One other benefit this paint has is that we were able to spray paint all four items with one can of paint! Once the objects were fully dry, the matte tone really showed on each piece, helping hide any imperfections in these old shelves — which is a good reason to opt for matte.

How Quick Color could be improved

There were some edges and crevasses in the white shadow boxes that stayed white, even after two coats of Quick Color. We were actually a little surprised by this because this spray paint goes on extra wet (so much so that you need to be careful not to end up with a bunch of drips all over the place). Of the two negatives that we had with our experience with Quick Color, that had to be the worst.

The only other issue was that the dry time on those white shadow boxes was over an hour. The more porous wood shelves did dry quickly, as the spray can advertises, but the less porous shadow boxes took longer and remained tacky after 60 minutes. By giving items a couple of hours of dry time between coats you may not have any issues. Perhaps sanding the original coating off these boxes would have helped as well. Rain on a Tin Roof explains why sanding can sometimes be necessary before a fresh paint job.

As spray paints often have, there was a strong odor, and we were happy we decided to complete this project outside. You definitely want to use this (and any spray paints, for that matter) in a well-ventilated space. We'd also recommend wearing gloves — while the can wasn't drippy, we did still manage to get our hands covered in spray paint, and it took days to wash all that black off.

Our final verdict

Would we buy this item again? Honestly, we were pretty impressed with the Quick Color spray paint from The Home Depot. It gave us just what we needed: a bunch of cute black shelves. Previous projects with Krylon spray paint required two coats of paint in some cases as well, and that brand costs two to three times the amount of this cheaper option, so the Quick Color paint really did stand up for itself. We don't know that we'd trust it on plastic, but for spray painting wood it does a great job.
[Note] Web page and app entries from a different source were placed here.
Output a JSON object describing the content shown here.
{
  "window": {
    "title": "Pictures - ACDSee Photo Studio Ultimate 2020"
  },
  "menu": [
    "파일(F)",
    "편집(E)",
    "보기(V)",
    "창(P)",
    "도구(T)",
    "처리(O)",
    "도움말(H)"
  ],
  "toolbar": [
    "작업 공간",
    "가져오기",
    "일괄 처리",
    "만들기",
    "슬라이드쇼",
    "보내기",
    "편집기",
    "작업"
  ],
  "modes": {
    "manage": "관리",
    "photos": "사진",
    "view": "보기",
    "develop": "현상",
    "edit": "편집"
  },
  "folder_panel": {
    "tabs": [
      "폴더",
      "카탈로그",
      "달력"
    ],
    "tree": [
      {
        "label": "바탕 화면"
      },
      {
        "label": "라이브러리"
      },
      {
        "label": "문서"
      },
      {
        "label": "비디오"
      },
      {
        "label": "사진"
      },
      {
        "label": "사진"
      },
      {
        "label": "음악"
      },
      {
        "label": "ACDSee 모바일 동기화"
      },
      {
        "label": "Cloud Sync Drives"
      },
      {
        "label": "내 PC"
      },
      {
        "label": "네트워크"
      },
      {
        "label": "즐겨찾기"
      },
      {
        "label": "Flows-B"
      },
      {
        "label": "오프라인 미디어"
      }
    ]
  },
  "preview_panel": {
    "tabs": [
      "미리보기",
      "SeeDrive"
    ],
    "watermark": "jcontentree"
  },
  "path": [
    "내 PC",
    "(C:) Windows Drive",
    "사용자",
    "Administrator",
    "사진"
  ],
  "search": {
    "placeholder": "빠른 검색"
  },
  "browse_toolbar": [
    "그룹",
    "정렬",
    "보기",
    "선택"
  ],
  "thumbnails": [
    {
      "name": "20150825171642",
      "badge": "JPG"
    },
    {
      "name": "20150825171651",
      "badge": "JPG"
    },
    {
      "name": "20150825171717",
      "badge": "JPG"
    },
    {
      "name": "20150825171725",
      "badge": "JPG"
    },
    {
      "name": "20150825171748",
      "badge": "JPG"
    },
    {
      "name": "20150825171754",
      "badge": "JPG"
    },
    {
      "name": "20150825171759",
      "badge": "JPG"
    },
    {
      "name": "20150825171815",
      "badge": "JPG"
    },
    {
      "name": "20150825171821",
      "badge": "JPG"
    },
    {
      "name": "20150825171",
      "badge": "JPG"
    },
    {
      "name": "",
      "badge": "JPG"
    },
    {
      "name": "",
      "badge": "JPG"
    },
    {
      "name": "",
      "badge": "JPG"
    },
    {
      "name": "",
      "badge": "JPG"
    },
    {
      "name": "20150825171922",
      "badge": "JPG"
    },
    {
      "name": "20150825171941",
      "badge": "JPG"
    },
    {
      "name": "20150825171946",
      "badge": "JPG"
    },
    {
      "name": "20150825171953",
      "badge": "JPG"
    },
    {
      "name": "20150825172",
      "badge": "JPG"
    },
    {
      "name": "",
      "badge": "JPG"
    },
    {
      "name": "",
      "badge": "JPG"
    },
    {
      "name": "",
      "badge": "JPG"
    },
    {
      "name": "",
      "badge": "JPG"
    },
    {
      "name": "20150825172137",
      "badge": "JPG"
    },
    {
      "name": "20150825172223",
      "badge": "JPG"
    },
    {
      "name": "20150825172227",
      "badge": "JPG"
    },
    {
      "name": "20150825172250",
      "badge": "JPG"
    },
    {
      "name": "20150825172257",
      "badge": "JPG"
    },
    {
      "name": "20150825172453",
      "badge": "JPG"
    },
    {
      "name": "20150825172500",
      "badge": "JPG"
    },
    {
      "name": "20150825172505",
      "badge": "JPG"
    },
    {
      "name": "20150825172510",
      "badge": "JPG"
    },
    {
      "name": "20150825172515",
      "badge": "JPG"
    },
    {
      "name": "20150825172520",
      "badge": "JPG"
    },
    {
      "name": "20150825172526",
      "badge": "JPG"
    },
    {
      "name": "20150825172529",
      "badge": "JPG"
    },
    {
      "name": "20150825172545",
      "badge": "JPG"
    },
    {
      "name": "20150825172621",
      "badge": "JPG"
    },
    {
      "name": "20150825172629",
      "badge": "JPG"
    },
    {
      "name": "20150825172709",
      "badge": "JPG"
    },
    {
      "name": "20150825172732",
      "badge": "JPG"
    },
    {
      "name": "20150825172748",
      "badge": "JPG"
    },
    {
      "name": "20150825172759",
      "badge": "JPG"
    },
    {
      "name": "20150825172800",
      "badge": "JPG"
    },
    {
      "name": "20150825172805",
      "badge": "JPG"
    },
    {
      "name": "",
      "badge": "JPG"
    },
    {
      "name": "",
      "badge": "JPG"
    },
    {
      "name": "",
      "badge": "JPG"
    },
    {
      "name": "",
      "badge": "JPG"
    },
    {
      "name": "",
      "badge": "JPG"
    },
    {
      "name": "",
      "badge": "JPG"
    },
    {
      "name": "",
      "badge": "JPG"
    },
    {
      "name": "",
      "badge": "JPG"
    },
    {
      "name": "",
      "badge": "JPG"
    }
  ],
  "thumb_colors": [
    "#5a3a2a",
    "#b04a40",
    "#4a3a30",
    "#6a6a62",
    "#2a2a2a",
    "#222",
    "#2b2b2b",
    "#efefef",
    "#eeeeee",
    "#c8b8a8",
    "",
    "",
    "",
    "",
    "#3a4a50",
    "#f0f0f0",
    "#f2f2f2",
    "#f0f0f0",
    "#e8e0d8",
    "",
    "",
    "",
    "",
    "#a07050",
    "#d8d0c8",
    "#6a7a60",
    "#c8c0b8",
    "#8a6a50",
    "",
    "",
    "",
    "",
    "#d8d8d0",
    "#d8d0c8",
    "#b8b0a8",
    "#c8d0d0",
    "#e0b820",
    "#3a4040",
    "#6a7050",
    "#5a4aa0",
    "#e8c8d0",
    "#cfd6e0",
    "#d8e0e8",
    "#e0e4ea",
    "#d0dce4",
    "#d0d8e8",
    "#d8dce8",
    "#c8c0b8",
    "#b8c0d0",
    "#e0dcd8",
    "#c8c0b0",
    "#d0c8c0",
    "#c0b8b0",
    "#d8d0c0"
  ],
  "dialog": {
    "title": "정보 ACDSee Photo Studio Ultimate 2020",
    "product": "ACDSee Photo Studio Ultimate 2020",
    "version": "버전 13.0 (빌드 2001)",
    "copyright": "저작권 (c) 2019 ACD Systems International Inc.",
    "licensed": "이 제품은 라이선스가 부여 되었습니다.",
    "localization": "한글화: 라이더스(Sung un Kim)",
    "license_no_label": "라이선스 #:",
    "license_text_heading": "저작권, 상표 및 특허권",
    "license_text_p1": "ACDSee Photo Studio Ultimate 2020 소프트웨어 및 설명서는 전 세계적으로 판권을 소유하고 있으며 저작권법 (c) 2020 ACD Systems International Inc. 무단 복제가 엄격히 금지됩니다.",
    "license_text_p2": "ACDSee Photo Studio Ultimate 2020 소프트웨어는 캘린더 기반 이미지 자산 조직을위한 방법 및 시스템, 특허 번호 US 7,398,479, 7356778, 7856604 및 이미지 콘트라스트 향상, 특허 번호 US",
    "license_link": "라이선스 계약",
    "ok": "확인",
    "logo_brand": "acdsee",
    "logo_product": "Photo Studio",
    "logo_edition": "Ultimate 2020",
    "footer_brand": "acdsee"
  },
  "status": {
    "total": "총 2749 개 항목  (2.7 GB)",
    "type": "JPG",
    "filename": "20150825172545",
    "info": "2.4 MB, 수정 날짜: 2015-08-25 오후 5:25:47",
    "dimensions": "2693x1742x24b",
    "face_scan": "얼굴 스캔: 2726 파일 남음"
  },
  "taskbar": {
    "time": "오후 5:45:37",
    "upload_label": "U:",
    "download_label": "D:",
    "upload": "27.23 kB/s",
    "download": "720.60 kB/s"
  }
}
While you may not want to buy this if you're working on a professional job, Quick Color spray paint makes an excellent affordable option for extra coverage jobs, dealing with fading, and covering uncoated wood products. It's an excellent option for crafters and artists who use a lot of spray paint and want to save some money. If you're painting something a much darker shade than its original, you may want to go with a pricier paint that offers fuller coverage, however.